Greencastle Harbour is owned by Donegal County Council and the maintenance and development of the harbour is the responsibility of the council in the first instance. However, the Department of Agriculture, Fisheries and Food has, in recent years, project-managed works on phase 1 of the Greencastle Harbour development project on behalf of Donegal County Council as well as providing funding. Due to the current budgetary situation, a limited amount of funding — sufficient to suspend the project in a safe and acceptable manner — is being provided under the 2010 fishery harbour and coastal infrastructure development programme. The Department is keeping the matter under review on an ongoing basis in the context of expenditure under the fishery harbours and coastal infrastructure capital programme.
Greencastle Harbour and its facilities continue to be available to fishermen. Concerns have been expressed about changed tidal current patterns in the Greencastle area and an appropriate marine notice has been issued warning all ship owners, agents, ship masters, fishermen, yachtsmen and seafarers in this regard.
It would not be appropriate to discuss any negotiations that may be taking place between Global Flexi Systems and the State development agencies, as the Deputy will understand, because they are sensitive. However, I assure the Deputy that we are fully conscious of the need to promote the north west and the Donegal region. At the same time, it is important that we do not undersell the opportunities that are out there, including Colab at the Letterkenny Institute of Technology, and all that Donegal has going for it in terms of attracting inward investment. IDA Ireland and Enterprise Ireland are out there all the time promoting the north west as a region for inward investment, while assisting companies in the area of trade and technology.
The Deputy mentioned difficulties with regard to Invest Northern Ireland. It is important to remember that we are trying to promote an all-Ireland economy. Cross-Border co-operation is paramount in the context of making the island of Ireland an attractive place for inward investment. I understand what the Deputy is saying but it is equally important that we promote the island economy. It is a central plank of island policy to make sure that investment occurs across the island, thus encouraging the breaking down of barriers. It is difficult to move from this stated position of the Governments of the Republic of Ireland and the UK, especially in the context of the discussions that are ongoing as we speak.

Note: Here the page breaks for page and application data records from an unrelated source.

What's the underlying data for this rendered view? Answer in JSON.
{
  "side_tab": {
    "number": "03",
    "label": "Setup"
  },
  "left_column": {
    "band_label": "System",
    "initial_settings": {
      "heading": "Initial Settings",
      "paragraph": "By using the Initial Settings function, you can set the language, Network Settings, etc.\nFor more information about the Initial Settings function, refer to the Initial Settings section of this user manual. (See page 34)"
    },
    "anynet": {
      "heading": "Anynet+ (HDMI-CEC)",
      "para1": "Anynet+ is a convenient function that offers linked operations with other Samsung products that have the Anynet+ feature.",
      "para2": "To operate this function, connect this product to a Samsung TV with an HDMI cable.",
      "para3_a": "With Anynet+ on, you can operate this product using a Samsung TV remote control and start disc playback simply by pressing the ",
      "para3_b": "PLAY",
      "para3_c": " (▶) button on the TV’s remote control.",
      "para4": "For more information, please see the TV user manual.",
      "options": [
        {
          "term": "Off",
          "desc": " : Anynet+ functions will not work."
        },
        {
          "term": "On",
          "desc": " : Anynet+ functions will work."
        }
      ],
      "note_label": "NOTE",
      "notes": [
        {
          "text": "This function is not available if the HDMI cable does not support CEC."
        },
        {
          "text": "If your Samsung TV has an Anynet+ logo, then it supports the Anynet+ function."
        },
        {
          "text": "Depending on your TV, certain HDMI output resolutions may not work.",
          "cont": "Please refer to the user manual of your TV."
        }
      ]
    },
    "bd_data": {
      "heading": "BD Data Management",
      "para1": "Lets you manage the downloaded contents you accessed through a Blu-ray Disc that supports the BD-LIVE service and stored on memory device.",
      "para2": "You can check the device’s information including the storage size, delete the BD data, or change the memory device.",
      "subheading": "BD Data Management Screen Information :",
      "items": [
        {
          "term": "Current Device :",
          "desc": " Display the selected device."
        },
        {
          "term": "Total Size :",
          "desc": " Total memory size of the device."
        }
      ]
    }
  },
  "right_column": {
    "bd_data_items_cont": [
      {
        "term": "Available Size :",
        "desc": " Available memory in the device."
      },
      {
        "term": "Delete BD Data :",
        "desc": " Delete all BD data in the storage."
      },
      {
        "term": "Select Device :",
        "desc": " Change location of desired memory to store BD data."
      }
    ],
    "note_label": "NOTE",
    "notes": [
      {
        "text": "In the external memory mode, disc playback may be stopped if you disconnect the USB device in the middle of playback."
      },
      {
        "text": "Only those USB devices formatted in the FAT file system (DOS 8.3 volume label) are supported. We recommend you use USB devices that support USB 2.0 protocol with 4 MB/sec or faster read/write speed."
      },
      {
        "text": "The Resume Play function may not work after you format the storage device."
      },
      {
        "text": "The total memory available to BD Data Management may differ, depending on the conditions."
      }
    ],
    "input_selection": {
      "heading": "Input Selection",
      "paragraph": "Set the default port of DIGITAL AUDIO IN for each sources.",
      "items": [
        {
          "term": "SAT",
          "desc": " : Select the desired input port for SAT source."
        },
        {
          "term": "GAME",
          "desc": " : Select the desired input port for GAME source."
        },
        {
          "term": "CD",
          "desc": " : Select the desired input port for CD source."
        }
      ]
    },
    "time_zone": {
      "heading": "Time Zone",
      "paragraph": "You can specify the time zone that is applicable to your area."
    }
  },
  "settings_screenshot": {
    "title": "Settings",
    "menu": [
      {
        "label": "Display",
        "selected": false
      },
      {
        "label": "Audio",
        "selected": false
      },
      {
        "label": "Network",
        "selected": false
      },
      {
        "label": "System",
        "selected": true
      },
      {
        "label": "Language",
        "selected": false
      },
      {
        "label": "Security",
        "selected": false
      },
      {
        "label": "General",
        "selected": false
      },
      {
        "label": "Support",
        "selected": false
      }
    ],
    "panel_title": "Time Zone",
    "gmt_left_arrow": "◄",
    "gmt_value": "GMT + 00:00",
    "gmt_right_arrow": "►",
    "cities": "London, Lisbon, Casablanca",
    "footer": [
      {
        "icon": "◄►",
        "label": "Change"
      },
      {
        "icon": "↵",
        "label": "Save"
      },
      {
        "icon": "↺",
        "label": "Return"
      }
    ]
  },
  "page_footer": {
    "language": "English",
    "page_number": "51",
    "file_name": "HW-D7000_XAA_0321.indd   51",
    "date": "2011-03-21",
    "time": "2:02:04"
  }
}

I will consider the views of the Deputy but I assure him that, as Minister of State with responsibility for trade, whenever I am abroad — even though I come from Cork, which is a long way from Donegal — I promote the whole of Ireland and particularly the regional areas where we see niche opportunities for inward investment.